** INPUT DATA follows **

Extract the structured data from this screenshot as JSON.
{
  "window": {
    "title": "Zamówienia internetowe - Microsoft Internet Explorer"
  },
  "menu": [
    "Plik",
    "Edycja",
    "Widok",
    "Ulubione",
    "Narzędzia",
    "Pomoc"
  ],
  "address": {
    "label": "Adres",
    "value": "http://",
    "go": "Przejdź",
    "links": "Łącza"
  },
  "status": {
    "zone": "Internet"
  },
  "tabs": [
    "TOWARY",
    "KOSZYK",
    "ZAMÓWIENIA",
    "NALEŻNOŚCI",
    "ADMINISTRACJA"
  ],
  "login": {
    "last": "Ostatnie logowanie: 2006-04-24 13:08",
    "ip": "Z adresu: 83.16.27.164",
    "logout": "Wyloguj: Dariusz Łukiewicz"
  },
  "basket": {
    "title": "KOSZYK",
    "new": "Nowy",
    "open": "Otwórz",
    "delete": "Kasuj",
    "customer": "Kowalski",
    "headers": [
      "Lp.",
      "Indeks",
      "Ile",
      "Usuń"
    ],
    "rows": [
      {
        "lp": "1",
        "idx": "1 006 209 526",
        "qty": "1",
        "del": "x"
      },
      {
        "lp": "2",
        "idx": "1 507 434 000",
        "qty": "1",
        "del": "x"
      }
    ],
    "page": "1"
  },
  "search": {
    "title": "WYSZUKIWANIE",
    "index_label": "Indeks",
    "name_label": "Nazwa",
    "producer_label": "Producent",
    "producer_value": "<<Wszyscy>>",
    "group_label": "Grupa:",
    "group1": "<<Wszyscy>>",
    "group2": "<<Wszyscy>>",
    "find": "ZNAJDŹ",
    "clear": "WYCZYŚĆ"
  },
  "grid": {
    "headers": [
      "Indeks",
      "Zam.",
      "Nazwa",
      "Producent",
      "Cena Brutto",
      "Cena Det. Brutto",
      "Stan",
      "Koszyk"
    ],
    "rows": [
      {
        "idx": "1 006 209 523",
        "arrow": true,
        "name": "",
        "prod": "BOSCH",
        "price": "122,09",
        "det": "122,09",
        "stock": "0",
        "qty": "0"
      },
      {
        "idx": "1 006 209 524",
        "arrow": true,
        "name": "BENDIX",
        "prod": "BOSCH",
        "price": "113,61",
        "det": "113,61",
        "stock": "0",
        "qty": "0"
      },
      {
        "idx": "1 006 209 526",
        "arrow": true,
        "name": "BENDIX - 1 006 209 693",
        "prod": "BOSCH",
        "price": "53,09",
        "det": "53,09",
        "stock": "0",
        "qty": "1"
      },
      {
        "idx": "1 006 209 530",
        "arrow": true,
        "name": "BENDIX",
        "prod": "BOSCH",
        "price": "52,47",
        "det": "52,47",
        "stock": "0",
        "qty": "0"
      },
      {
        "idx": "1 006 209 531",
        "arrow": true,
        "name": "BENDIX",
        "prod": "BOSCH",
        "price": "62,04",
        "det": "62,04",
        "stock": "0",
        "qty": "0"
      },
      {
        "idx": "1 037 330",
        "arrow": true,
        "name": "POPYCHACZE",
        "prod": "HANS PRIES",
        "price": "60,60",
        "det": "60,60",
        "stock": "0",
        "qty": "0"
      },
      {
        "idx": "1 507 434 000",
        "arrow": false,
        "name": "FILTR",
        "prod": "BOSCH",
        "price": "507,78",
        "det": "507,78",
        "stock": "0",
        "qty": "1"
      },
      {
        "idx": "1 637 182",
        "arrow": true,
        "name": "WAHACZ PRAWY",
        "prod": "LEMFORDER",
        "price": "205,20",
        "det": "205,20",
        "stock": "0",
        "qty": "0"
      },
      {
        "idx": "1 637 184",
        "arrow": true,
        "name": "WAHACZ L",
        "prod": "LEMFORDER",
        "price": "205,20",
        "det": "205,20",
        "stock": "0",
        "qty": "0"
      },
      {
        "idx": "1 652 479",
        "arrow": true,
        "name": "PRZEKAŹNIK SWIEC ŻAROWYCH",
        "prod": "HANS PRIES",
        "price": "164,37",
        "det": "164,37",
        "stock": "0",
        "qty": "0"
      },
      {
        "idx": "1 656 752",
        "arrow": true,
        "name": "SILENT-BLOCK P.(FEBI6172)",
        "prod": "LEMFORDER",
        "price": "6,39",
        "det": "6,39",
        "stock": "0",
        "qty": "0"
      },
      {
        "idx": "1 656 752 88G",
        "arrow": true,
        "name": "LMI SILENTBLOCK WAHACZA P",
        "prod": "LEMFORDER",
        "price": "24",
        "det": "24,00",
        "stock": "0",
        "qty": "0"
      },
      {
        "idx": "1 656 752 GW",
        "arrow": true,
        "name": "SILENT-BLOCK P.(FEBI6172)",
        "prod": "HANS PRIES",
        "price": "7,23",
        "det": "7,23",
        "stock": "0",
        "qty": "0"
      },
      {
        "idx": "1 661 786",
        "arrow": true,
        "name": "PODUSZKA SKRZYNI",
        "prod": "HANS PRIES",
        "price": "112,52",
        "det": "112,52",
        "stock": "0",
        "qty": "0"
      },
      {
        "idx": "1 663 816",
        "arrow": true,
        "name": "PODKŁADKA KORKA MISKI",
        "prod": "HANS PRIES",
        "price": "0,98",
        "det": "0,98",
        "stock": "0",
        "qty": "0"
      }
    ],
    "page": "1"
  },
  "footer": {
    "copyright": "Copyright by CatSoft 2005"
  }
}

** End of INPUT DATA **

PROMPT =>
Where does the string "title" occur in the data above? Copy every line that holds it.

RESULT OF THE EXERCISE =>
    "title": "Zamówienia internetowe - Microsoft Internet Explorer"
    "title": "KOSZYK",
    "title": "WYSZUKIWANIE",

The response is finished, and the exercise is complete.